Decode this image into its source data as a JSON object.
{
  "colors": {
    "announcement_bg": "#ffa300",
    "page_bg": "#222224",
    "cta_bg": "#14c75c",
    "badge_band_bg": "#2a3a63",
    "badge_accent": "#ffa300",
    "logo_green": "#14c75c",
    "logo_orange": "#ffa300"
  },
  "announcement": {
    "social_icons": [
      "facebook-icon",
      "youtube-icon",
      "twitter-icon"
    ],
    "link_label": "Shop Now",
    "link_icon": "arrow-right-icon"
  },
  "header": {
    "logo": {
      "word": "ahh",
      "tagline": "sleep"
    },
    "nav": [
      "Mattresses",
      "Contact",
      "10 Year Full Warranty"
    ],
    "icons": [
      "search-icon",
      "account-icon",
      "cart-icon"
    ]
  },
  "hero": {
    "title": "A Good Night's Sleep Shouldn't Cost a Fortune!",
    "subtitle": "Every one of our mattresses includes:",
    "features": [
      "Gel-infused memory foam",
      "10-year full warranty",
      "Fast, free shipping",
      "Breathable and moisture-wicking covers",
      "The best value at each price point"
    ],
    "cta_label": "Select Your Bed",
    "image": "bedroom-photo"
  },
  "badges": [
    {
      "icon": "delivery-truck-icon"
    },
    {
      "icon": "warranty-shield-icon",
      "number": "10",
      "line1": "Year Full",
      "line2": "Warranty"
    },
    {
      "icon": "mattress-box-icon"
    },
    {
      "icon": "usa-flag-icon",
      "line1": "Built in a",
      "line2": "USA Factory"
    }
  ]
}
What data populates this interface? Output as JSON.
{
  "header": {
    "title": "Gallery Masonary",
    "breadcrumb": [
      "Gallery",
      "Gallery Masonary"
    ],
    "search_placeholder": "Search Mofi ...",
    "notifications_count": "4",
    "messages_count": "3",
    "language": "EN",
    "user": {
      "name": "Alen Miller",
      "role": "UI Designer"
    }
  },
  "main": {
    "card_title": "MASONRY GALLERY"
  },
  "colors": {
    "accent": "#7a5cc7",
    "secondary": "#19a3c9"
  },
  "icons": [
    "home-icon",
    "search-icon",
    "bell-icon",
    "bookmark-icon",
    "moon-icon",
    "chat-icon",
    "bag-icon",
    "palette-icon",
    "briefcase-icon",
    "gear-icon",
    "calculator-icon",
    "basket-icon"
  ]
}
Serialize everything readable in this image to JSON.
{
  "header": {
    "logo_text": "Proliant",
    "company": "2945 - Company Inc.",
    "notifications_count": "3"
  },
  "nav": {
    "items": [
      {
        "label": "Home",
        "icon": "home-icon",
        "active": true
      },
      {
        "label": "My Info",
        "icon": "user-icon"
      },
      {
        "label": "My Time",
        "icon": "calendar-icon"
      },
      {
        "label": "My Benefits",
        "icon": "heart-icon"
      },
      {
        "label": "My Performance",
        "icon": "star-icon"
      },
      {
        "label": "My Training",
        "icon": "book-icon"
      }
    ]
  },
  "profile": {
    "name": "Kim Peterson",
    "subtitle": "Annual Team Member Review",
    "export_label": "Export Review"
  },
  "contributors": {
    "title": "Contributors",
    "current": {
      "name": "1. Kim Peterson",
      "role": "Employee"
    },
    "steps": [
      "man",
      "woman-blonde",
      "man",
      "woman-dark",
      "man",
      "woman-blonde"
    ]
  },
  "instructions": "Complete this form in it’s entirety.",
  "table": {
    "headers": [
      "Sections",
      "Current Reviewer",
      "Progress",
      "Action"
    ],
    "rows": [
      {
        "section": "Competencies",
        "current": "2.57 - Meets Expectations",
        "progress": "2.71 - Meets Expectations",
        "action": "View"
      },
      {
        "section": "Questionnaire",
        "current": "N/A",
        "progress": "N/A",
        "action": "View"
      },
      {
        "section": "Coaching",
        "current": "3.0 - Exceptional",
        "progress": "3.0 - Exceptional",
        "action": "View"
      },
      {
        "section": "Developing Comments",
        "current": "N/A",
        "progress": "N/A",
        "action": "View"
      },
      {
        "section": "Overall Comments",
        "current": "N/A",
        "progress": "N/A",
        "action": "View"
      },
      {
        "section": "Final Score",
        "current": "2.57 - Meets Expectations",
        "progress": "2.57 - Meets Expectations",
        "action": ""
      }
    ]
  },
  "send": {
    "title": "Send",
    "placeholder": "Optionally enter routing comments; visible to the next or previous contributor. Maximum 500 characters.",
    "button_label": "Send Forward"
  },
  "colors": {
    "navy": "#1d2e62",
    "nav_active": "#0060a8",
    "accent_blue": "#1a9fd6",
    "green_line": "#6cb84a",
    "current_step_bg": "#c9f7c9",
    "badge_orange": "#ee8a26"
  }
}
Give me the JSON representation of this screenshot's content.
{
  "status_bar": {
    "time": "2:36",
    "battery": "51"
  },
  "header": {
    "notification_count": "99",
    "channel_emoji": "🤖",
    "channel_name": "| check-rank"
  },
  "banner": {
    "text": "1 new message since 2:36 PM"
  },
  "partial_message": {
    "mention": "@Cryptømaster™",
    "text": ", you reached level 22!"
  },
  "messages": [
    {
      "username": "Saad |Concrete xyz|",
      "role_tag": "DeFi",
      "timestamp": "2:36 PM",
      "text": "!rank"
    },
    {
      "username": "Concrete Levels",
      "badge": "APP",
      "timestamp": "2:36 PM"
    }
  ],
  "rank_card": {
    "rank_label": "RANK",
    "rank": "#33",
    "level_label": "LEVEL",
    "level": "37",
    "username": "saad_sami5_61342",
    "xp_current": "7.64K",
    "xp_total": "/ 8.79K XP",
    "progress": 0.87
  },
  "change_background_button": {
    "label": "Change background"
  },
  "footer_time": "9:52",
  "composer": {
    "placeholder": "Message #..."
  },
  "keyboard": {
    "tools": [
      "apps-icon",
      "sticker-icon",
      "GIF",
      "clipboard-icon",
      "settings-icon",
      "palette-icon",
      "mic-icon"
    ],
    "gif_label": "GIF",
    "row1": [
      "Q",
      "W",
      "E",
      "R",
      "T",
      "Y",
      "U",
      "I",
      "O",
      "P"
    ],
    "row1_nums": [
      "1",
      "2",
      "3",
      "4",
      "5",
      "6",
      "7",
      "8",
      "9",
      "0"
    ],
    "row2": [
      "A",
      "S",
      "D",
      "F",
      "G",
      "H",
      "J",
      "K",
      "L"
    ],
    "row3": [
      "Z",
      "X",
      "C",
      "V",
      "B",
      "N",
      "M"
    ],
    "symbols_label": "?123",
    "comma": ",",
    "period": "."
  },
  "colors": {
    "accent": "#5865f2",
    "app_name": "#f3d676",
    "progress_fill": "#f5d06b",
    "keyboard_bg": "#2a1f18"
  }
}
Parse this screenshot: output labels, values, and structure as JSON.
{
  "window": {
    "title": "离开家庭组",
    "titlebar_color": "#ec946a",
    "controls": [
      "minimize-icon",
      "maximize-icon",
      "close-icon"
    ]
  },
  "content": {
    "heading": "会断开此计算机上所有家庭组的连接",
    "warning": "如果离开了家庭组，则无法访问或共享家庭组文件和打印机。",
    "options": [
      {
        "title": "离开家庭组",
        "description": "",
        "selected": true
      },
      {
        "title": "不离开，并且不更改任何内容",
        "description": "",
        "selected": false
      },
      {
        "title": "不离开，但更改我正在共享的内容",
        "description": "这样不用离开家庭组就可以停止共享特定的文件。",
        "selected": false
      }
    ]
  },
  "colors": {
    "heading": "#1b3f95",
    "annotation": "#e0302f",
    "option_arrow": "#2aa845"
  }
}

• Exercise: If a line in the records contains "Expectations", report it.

• Exercise output:
        "current": "2.57 - Meets Expectations",
        "progress": "2.71 - Meets Expectations",
        "current": "2.57 - Meets Expectations",
        "progress": "2.57 - Meets Expectations",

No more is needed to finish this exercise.